Website and app data records:
#####
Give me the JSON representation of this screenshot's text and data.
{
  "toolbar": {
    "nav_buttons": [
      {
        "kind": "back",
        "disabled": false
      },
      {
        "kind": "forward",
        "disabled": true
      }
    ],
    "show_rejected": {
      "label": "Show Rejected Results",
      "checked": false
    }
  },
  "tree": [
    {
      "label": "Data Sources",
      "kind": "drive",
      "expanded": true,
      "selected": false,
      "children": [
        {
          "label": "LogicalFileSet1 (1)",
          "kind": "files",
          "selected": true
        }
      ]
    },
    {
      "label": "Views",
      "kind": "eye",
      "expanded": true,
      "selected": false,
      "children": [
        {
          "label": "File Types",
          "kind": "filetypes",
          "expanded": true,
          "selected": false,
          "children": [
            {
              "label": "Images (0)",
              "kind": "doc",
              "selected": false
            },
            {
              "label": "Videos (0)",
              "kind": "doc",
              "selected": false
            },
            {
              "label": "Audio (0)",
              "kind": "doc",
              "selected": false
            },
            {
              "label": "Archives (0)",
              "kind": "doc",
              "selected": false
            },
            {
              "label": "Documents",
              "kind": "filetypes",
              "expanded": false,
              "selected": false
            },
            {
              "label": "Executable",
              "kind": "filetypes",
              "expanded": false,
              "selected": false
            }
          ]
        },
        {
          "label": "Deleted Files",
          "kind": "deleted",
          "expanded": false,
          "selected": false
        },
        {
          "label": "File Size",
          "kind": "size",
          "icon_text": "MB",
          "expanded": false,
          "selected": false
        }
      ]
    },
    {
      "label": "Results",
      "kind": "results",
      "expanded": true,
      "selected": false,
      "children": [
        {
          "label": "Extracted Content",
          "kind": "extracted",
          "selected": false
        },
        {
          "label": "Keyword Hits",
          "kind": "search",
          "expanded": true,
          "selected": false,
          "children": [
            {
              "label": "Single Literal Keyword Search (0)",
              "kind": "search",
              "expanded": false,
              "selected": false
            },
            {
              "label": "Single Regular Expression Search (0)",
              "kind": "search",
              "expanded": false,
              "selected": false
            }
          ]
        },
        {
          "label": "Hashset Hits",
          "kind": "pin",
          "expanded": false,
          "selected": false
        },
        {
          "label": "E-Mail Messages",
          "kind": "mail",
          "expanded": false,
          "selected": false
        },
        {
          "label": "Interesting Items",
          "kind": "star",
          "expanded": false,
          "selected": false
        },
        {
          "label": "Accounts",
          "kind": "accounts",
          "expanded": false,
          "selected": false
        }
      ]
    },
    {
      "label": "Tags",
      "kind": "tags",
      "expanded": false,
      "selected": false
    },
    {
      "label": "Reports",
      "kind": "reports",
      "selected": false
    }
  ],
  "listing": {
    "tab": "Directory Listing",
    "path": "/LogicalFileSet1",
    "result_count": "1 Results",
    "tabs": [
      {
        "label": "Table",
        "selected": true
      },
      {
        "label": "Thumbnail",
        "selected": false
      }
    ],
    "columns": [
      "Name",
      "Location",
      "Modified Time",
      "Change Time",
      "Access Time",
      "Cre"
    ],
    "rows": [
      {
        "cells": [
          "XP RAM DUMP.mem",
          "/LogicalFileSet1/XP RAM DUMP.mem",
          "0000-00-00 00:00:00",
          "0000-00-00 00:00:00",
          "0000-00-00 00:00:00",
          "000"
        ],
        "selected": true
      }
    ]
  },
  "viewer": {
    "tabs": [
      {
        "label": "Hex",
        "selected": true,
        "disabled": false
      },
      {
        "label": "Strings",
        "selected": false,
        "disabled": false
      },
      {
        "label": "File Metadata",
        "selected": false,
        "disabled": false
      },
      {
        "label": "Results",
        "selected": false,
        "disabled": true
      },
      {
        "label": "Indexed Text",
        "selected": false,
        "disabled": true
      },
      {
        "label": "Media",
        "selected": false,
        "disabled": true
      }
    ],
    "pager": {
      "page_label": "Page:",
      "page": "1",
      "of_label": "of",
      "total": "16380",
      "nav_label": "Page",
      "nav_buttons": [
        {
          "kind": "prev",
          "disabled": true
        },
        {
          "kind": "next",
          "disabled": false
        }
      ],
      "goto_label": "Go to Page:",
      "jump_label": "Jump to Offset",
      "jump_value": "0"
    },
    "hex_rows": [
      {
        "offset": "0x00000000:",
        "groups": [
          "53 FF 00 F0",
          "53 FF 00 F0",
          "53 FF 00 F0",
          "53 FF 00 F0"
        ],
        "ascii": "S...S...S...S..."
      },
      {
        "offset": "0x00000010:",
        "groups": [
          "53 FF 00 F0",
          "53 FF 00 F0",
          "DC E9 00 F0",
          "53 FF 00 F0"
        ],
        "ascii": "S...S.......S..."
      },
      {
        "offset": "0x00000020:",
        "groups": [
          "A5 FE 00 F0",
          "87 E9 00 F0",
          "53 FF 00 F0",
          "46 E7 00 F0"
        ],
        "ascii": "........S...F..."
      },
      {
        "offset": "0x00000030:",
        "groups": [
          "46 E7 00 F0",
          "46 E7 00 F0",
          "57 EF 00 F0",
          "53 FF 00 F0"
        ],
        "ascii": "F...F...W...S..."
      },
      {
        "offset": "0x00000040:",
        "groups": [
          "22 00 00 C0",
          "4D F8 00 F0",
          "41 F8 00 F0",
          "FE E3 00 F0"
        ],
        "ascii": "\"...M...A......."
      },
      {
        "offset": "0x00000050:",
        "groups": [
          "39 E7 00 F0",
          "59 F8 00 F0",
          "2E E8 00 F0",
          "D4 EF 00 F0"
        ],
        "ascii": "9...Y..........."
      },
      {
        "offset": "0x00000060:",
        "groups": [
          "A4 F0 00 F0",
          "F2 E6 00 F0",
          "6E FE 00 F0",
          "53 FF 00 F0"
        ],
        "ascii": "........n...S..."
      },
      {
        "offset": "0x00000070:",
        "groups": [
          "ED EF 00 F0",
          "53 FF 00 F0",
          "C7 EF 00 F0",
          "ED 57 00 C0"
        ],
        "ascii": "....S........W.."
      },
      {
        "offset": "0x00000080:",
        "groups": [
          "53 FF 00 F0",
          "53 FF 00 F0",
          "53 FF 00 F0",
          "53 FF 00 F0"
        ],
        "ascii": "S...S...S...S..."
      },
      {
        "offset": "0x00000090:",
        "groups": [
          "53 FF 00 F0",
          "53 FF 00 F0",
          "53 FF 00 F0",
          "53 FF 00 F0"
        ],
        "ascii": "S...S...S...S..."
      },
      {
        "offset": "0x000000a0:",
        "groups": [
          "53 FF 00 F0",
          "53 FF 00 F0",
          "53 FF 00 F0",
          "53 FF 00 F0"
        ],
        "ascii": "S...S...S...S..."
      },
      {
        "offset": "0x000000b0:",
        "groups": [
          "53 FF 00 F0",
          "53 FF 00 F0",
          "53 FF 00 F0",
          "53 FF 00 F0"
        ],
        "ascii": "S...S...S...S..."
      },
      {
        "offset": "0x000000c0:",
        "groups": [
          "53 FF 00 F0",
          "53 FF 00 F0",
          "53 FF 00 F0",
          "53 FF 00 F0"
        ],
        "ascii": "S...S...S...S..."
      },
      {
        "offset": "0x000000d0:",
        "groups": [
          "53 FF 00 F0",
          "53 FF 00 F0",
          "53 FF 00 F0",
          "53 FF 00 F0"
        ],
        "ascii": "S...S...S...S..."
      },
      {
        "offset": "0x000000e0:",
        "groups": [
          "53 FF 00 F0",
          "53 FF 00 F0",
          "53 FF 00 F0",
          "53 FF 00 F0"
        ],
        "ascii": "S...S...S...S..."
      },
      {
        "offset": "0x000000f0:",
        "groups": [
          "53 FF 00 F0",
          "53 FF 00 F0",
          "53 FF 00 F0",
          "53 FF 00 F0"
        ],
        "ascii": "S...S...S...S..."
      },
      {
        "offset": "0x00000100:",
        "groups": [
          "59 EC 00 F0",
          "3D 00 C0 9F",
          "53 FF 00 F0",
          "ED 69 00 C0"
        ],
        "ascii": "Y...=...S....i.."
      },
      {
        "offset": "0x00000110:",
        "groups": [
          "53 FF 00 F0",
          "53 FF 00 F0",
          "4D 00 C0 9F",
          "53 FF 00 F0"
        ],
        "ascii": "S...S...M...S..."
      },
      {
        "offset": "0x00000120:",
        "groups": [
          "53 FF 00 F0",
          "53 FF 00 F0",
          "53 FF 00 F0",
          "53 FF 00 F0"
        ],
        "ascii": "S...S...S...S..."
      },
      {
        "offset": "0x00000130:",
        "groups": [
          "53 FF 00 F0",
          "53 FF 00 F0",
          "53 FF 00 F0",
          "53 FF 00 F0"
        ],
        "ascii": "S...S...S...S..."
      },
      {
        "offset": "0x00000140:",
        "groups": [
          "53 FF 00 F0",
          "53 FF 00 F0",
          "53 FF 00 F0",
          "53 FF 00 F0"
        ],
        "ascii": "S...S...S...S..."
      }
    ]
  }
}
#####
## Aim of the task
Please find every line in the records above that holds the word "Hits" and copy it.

## Response below
          "label": "Keyword Hits",
          "label": "Hashset Hits",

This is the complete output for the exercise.